It’s important to distinguish between systems in place for responding to immediate threats of violence versus systems for preventing situations from escalating to the point of violence in the first place.

The latter systems may include things like comprehensive behavioral and mental health services writes Evie Blad for Education Week:

“While it can be tempting to focus on costly visible measures, like adding more school police and installing metal detectors, some schools may achieve greater safety benefits in hiring an additional school counselors or launching new programs to support students with behavioral needs, school leaders say.”

Journalists can explore how those measures of support and prevention, if they exist, are set into motion.

What avenues do students, parents, and educators have to report concerns? For example, some school districts have created hotlines that students can email or call to report concerns.

Once a concern is reported, how is it evaluated?

In the Colorado school district that includes Columbine High School—where, in 1999, two students killed 13 students and educators—a team of school district and law enforcement personnel follow a protocol for assessing threats, The Wall Street Journal reports:

“The process begins when a student first makes a threat. [A threat assessment] team runs down a checklist, looking for attack-related behaviors, indicators of potential violence and past violent incidents.”

That process may include reviewing students’ social media activity and, with permission from the parents, establishing a line of communication with the student’s doctor or therapist.

That authorities apparently did not pick up on the disturbing, often violent, social media posts by the accused gunman in the Parkland shooting is considered one of many missed red flags.

In some cases, a threat assessment might also include a home visit, as Rick Myles, Superintendent of Scottsbluff Public Schools in Nebraska, told the Scottsbluff Star-Herald:

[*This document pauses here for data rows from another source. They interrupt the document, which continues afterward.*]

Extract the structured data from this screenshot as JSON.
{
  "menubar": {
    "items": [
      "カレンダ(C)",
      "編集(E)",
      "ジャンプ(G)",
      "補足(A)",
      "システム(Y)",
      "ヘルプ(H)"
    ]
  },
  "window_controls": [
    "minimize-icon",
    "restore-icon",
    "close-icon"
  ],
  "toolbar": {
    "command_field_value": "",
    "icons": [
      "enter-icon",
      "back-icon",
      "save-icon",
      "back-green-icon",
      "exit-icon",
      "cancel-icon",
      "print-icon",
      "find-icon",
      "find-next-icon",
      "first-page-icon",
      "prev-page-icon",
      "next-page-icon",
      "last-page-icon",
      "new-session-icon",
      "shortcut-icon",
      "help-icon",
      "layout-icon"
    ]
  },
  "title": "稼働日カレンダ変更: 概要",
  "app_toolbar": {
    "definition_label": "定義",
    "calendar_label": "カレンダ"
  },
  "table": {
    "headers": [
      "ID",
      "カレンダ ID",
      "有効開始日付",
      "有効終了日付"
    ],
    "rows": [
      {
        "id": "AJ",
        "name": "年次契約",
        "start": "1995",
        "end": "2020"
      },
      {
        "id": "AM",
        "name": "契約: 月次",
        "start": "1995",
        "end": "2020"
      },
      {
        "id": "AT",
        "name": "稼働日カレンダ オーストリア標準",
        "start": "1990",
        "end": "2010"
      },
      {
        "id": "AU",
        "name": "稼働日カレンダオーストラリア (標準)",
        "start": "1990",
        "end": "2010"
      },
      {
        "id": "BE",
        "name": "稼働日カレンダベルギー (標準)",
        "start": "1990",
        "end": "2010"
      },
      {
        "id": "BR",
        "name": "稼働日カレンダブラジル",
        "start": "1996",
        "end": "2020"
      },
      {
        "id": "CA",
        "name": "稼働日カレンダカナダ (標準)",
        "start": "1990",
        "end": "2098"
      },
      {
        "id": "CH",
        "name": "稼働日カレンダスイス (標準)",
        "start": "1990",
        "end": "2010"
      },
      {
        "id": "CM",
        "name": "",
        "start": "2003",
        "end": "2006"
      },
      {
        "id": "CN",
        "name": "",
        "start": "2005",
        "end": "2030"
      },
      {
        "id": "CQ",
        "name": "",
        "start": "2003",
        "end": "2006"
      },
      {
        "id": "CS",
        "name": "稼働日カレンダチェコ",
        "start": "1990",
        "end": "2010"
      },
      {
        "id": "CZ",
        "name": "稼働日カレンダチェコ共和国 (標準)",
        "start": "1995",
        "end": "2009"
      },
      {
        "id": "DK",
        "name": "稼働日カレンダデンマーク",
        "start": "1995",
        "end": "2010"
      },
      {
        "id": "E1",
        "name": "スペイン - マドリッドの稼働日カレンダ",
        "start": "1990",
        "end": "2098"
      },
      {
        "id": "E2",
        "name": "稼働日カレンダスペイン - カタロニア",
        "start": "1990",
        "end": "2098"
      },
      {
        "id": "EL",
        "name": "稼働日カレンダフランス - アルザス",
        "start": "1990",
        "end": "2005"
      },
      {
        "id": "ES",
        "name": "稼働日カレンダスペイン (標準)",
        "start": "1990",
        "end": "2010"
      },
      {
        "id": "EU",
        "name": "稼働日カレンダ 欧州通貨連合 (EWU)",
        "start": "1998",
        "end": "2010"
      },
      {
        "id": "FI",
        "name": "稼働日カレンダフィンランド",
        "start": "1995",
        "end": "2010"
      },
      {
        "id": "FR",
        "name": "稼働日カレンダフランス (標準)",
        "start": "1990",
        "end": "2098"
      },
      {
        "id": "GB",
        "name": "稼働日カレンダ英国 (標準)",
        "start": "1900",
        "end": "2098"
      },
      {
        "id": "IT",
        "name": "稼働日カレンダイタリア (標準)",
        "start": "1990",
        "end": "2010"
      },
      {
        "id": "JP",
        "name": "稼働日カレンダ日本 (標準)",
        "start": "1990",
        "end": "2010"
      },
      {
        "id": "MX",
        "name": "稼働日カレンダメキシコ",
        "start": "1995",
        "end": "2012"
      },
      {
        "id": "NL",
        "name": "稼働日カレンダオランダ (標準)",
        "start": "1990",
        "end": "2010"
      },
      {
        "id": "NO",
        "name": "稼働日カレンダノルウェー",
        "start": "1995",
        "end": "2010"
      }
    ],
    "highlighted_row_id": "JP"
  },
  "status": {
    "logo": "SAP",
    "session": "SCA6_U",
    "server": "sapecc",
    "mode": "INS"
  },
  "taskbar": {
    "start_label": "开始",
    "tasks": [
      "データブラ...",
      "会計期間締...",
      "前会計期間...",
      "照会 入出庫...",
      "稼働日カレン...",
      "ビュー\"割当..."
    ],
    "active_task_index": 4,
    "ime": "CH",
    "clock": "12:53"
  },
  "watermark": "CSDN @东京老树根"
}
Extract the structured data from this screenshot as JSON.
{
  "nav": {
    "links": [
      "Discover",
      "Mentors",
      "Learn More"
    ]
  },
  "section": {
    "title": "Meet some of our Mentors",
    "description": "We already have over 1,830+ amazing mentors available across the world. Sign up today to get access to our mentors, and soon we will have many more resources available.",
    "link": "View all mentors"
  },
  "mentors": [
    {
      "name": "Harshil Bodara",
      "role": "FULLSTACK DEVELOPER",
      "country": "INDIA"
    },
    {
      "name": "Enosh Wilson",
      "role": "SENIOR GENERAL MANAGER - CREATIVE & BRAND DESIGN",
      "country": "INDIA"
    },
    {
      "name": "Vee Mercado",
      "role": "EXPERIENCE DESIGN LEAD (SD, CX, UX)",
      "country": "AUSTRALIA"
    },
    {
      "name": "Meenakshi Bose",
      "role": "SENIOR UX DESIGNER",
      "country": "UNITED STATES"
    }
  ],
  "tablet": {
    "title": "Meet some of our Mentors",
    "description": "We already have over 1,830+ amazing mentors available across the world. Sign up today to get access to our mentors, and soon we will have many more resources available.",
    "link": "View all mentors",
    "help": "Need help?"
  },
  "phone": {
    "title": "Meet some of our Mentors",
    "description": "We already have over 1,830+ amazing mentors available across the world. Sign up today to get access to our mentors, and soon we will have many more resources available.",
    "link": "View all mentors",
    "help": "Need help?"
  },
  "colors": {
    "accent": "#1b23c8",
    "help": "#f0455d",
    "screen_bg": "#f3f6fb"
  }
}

“Sometimes a home visit is required because we want to determine the student’s potential access to weapons in the home,” he said. “All of those are different potential responses depending on how the team ranks the severity of the threat.”

Punitive or Preventative?

The topic of school safety is deeply entwined with school discipline. As you cover how districts respond to threats and safety concerns, consider how it fits into the district’s approach to discipline.

How do schools distinguish between minor infractions and serious, credible threats?  Are threat response policies applied evenhandedly, or, like zero-tolerance approaches to discipline, do they tend to disproportionately affect students of color?

The Chicago Tribune cited Dewey Cornell, a University of Virginia professor of education and forensic clinical psychologist, in stating:

The quick expulsion or suspension of a student who may be engaging in conduct that actually is very minor misbehavior or confusion — as can happen under zero tolerance — can have the exact opposite of the desired result, Cornell said. It ostracizes and alienates, cuts off the student from the school — and often serves to further enrage the student, he said.

Resources for Journalists

As school districts across the country reassess their safety and threat assessment plans, a number of resources are available for journalists covering these issues.

The Educator’s School Safety Network tracks school-based violent threats and incidents and includes a host of school safety experts.

For more on the role of school security guards, journalists can tap the National Association of School Resource Officers or the National School Safety and Security Services.

And to learn about mental health resources, consider the American School Counselor Association and the National Association of School Psychologists.

Finally, since this topic intersects with issues of school discipline and civil rights, journalists should consider talking to groups such as the Dignity in Schools Campaign and the Center for Policing Equity.